Step 3: Set it out to dry. If done properly, your liner should have kept its shape. You will want to make sure this is the case when you are drying your liner too. Do not use the dryer to dry your helmet liner, instead, you should lay it flat on a towel or hang it and let it dry out naturally. Avoid shaking, pulling, or wringing your helmet liner to remove excess water. Again, your goal is for the liner to maintain its shape.
Whether your helmet requires cleaning or if you’re looking to refresh an old helmet, the steps for relining are easy and will most likely cost less than buying a new helmet.
What Should My Helmet Feel Like On My Head?
Now that you have relined your motorcycle helmet, the new “fit” might have you wondering what your helmet should feel like on your head.
Safety is your number 1 priority. The importance of liner and padding that fits snuggly is for keeping you safe on the road, period. When your newly padded helmet should sit on your skin in a way that when you move your head, the helmet and your skin should move at the same time. The helmet should also touch your forehead.
Comfort and fit are important for a smooth ride. Most likely you are riding a motorcycle because you love the feel of the open road as you go crashing into the wind at full speed. Comfort is key in making this enjoyable ride. But when it comes to a helmet, comfort should always equal a snug fit. When you pull the helmet on, you should need to use the straps to fit it onto your head. If it slips on easily, it is too large. It is also too large if you move your head with your helmet on and there is no resistance on your skin, forehead or if anything feels loose. This will require readjusting.
Full face vs. Half Helmet. A full-face helmet is safer for many reasons, especially if you are on riding any form of motorcycle that can travel faster than a bicycle. Still, this question is often up for debate. Trust your instincts on this one.
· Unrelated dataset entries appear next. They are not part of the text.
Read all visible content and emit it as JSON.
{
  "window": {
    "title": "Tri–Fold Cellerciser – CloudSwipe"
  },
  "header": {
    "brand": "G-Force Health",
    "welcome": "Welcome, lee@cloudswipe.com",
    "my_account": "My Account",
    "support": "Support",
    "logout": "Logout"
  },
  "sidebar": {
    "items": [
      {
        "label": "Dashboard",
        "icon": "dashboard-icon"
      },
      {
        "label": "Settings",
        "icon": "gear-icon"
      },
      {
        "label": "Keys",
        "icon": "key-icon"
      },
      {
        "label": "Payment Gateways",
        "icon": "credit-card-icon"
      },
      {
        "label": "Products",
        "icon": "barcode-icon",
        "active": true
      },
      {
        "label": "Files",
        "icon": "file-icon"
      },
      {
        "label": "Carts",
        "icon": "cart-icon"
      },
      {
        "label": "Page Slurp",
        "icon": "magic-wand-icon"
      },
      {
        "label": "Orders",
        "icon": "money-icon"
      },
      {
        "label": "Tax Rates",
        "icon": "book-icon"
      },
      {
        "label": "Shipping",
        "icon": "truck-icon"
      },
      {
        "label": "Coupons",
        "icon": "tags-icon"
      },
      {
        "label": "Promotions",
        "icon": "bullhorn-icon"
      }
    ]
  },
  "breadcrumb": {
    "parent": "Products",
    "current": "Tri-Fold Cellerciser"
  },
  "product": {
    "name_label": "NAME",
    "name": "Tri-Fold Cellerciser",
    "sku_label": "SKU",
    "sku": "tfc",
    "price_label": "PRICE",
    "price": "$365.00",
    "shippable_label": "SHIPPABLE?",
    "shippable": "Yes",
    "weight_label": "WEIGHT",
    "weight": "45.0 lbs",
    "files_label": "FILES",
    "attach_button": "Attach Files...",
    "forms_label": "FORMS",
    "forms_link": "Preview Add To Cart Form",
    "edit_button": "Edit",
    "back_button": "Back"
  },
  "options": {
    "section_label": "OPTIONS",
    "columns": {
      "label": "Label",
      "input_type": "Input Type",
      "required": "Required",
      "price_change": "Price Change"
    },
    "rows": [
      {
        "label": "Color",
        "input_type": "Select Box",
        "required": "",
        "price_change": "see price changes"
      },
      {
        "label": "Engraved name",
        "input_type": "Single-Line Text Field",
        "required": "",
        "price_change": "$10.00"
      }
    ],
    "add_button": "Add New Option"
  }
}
When you get to a certain speed with your vehicle, your gut should tell you to find the fit of the helmet that will keep you most safe and more often than not, this is a full-face helmet.
Can I Reline A Vintage Helmet?
For many motorcycle enthusiasts, vintage helmets are a very cool collectible item. Some motorists will take it a step further and want to use their new-old helmets on the road. Relining it will be important for safety and cleanliness issues.
Replace lining: Remove the interior padding and lining extra carefully. Taking the steps outlined above will help you reline your vintage helmet. Just be hyper-aware that the parts in your old helmet might be more delicate and take it easy when removing old padding. You don’t want to tear or crack any part of your helmet.
Padding Size: Find the correct size padding and fit it into your vintage helmet. You will find all sorts of helmet padding and liners available on the market. If you’ve found the one that fits your vintage helmet but it needs a little help, simply measure and cut the pieces to the correct size before fitting them into the helmet.
Cracks and breakage: If you find any cracks or accidentally break your helmet when restoring it, consider keeping it on the shelf for decoration. Remember that a helmet’s purpose is to keep you safe. If you find any damage that might lessen the integrity of your vintage helmet, it’s better off as a collectible piece.
Relining your helmet is fast and simple. It can add to safety, keep your helmet in good-smelling order, and bring a classic piece back to life. Keep riding!
Hi, I am Brad. Car Independent is your source for independent views on cars and car accessories. Whether you looking to buy a new car or something cool for your car, you have many options. My aim to help you make the best-informed choices.